Safe and Private mode is ideal for anyone who places great importance on protecting their privacy.
The third mode, Custom, allows Scout users to create their own mode tailored to their preferences.
When you select a mode, a settings icon will be displayed next to the mode name (see image Scout 7). If you click this gear icon, a settings menu is displayed where you can enable/disable a range of options for Custom mode (see image Scout 8).
- “Show price comparisons” enables/disables Avira Price Comparison. This function lets you shop securely, but to do this information needs to be sent to Avira which some users don’t like doing for privacy reasons.
- “Block trackers by default” blocks known trackers. It protects your privacy, so should not be disabled unless you have good reason to do so.
- “Send Do Not Track header” informs websites not to track you (unfortunately, they can ignore this). If protecting your privacy is important to you, be sure to enable this function at all times.
- “CLIQZ Search“: Lots of users use the address and search bar (Omnibar) in Chrome-based browsers for web searches. But when they do, any search terms entered into the Omnibar are sent to the browser’s default search engine even if the search hasn’t even been started.
Many web surfers consider this to be an undesired infringement of their privacy, so CLIQZ allows you to use the Omnibar for searches without any of the information you enter being sent to search engines. This enhances the protection of your privacy, plus CLIQZ provides three search results without any information being sent to the default search engine.
- “Privacy Badger” enables/disables the Privacy Badger browser extension. Privacy Badger offers a range of functions including protection against trackers, but in some cases it can cause websites to stop either displaying or working correctly.
- “HTTPS Everywhere” enables/disables the HTTPS Everywhere browser extension. It ensures only secure, encrypted communications are used (provided a website supports this via HTTPS). This is especially important if you are using your computer on an unsecured public network, such as a WiFi hotspot at an airport or at your favorite cafe.
- By default Avira Scout sends anonymized data to Avira, which Avira uses to improve Scout to better meet user requirements. If users don’t want Scout to send this data for privacy reasons, it can be disabled here.

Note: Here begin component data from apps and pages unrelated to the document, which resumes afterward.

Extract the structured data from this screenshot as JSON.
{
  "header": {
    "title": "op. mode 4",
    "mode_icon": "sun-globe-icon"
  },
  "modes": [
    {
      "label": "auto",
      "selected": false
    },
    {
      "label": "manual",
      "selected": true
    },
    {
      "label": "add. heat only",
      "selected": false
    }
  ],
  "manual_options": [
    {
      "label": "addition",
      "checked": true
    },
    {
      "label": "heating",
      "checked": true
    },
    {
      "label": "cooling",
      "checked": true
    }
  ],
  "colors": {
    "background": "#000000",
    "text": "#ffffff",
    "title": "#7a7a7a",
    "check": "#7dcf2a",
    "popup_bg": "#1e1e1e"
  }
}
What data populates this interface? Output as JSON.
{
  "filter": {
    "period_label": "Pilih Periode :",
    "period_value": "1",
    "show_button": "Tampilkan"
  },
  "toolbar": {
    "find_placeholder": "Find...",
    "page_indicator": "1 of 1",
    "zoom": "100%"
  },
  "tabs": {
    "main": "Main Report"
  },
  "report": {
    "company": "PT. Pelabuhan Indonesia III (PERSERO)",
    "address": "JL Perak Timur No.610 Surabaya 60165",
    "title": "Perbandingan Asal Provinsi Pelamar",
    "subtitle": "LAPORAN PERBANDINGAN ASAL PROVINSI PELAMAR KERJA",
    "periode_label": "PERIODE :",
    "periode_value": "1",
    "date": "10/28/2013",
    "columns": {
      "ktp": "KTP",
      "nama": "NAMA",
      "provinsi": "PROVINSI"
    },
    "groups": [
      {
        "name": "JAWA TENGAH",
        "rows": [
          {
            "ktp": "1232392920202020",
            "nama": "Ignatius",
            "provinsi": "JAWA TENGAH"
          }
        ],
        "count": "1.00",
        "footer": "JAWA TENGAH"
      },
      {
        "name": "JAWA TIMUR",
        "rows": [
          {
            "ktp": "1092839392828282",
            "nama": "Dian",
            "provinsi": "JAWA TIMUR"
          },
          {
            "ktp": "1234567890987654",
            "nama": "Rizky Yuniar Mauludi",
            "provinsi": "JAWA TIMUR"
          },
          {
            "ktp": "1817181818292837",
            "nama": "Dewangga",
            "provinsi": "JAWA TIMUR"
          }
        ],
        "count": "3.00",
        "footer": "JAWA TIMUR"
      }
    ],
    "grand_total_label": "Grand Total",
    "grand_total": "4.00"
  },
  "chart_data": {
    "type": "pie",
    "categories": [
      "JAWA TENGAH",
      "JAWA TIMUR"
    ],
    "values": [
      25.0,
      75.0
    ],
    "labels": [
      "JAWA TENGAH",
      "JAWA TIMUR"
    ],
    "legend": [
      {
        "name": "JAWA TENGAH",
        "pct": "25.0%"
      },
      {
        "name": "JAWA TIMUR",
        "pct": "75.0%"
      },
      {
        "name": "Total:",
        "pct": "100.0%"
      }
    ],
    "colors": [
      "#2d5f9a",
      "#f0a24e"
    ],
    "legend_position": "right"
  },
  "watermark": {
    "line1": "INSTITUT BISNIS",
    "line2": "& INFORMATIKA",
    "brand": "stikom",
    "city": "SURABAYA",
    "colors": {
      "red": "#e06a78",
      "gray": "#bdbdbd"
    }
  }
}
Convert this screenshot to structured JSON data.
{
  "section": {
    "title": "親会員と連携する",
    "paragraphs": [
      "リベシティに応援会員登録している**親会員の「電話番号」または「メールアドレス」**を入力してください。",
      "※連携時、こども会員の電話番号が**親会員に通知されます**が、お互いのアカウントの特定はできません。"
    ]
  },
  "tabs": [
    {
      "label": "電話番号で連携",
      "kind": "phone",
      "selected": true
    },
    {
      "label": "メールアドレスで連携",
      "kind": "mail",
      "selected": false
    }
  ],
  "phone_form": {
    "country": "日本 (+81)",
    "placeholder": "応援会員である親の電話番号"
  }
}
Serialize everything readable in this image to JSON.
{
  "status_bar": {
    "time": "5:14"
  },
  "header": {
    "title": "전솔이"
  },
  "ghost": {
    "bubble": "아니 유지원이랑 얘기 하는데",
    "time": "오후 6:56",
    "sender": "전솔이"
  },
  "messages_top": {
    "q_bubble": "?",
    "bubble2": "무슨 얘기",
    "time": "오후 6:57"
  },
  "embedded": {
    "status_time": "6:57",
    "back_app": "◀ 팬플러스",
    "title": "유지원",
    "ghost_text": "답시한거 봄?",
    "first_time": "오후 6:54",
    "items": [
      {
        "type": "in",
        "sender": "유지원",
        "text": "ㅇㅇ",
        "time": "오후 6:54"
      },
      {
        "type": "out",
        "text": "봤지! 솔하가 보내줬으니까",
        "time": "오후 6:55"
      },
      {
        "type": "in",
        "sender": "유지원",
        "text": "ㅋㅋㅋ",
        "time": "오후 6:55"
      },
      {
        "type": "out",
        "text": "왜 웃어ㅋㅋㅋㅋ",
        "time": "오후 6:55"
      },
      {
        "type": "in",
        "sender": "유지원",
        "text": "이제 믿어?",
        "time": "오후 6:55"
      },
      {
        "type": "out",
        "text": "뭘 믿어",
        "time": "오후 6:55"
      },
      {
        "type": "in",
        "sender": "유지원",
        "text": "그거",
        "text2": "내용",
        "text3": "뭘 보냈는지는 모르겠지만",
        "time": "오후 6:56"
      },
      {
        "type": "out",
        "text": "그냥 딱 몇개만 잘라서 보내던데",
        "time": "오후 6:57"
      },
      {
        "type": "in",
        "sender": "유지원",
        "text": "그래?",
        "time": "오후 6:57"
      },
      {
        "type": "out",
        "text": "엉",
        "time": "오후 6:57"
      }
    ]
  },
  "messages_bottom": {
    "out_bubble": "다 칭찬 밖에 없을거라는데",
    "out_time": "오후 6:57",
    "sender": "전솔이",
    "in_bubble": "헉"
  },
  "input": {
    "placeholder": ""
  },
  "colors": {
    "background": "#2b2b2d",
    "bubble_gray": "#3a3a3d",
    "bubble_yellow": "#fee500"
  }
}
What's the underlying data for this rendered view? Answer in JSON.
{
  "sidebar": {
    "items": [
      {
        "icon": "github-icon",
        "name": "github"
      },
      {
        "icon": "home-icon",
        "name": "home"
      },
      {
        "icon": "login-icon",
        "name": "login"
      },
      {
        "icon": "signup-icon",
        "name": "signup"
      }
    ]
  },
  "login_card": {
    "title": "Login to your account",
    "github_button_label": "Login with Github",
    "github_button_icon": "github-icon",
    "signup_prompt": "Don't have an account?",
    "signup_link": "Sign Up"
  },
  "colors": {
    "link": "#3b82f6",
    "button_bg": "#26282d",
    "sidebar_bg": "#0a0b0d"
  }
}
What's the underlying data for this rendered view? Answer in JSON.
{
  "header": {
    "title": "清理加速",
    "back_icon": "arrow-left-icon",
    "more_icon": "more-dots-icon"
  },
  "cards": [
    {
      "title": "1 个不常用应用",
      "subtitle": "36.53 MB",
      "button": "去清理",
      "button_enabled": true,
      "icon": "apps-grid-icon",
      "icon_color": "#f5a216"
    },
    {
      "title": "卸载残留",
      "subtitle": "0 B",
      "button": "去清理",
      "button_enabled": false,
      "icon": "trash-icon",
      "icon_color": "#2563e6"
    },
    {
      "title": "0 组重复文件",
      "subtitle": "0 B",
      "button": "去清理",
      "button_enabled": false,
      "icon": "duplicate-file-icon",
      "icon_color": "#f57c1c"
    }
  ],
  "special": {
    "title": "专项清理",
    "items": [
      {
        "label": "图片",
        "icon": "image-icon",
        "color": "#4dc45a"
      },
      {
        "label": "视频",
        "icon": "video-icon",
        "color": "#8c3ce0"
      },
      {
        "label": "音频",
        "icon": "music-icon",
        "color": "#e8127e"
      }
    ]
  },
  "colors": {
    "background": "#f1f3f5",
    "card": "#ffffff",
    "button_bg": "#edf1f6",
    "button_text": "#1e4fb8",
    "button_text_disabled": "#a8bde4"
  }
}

These settings allow you to personalize Custom mode to modify your requirements. In my Scout browser I’ve disabled “Show price comparisons” and “CLIQZ Search”, but everything else is enabled.
It’s very likely that new modes and/or settings will be added to Avira Autopilot in the future.
What does the Security tab do, and why doesn’t it appear very often?
The Security tab is only displayed if Autopilot detects a security issue when visiting a website. Typical security issues include phishing and malware sites.
If Avira Autopilot identifies a website as being potentially dangerous, the website will initially be blocked and this notification will be displayed (see image Scout 9). If you click “More options” and then “Continue anyway”, you will be taken to the dangerous website. Then, and only then, will the Security tab be displayed in Autopilot (see image Scout 10).
You can also see on the image that the red bar marked “Website is unsafe” is displayed instead of the usual green bar marked “Website is safe”. In addition, the Autopilot icon changes from green to orange – and it’s likely that ransomware is already encrypting your files in parallel. If we say “This site is dangerous”, we mean it.
The Security tab offers two basic options: The “Take me away” button and the “Never block this website” option. The second option should only ever be used if you are 100% certain that Autopilot has incorrectly classified a website as being unsafe. In the case of an infected website, this is something general users won’t be able to determine.
I hope you find this information about Autopilot in Scout useful.
As ever, any feedback, questions, or comments are very welcome. 🙂 🙂